The walk up to the tunnel is quite strenuous but rewarding. Coming down the other side and going towards Salvatierre / Agurain, you enter the agricultural plains, occasionally crossing low-lying hills. This continues through Vitoria Gasteiz to the point at which you cross the Ebro, after which, the flat expanse of the valley spreads itself before you, as far as the eye can see.
The smallish homely albergues tended to be about half full, with around half a dozen other pilgrims – so few enough to get to know everyone and yet avoid queuing for the showers. However I suspect we were travelling in a pilgrim ‘bubble’ as the guest books suggested this was an unusually large group and that none, one, two or three pilgrims a day would be more typical.
You can make the whole way staying in albergues. Taken over 9 days the average distance would be 22.5km per day, with the two longest days being about 30km each. Taken over 12 days the average is about 17km with the longest day being 22km which includes the walk up and through the San Adrian tunnel.
- Santiagomendi – like a youth hostel, unstaffed with a proper kitchen (but nowhere nearby to buy food) and a great view over San Sebastian and the coast
- Andoain – in a block of flats 5 minutes from all amenities in Andoain. Looked basic but fine.
- Tolosa – 1km before the town. More like a youth hostel/group establishment
- Beasain – lovely converted old pilgrim hospital run by volunteers. Microwave only, but all amenities nearby.
- (Zerain mountain alternative) – run by helpful people in the village. A nice location in a traditional building next to the bar and shop.
- Zegama – a kind of porta-cabin with bunks and a kitchen with cooker and microwave, that functions quite well. All amenities nearby.
- Salvatierre / Agurain – cosy modern house with showers and drying area in the garage. Microwave only. Amenities nearby.
- (Alegria – didn’t visit), but town looked nice.
- Vitoria Gasteiz – private albergue run by the association that also looks after the old cathedral (which is next door). Large, newish and with all facilities
- Puebla de Arganzon – nice local albergue occupying a house with a small garden. Village shop and lunchtime restaurant nearby.
- (Salinillas de Buradon – didn’t visit)
- Haro – nice albergue in the town, about 10-15 minutes from the centre, occupying a house with a small garden.
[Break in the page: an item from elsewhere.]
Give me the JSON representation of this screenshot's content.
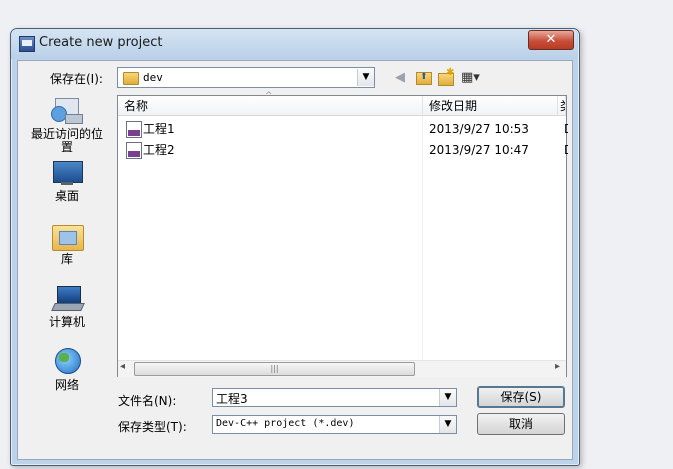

Amenities nearby.
– The Basque people (and the Spanish people in the latter stages!) were universally friendly and helpful.
– The way-marking is excellent
– The food was fabulous with an abundance of delicious Basque tapas (pintxos) in most bars, although if you make several stop-offs a day (hard to resist) it can work out to be quite expensive. Haro is the wine capital of Spain.
– Many of the towns and villages are very pretty and have preserved their heritage and historic buildings
– The old cathedral at Vitoria Gasteiz is wonderful and no pilgrimage on this camino is complete without taking the guided tour of its renovations. The guides describe the involvement of pilgrims in its history.
I think that my experience was hugely enriched by being with people who speak Spanish. Without a reasonable command of Spanish or Basque you will miss out on a lot.
There was a lot road walking in the early parts, but nearly all of this was on pedestrian paths beside the roads, rather than sharing the highway with traffic. So it’s pretty tolerable, especially if you have the right shoes i.e. a walking shoe with a cushioned sole. And it gets easier the further along you go. I think it’s a good camino to walk with others, as there may not be other pilgrims around and conversation can make the pavement walking pass more agreeably.
This interior route passes through strongholds of Basque nationalism. You will see many different murals and flags advocating for the fights and rights of political movements. It’s worth being aware that nationalism and political consciousness are, for many people in these parts, serious and sensitive issues.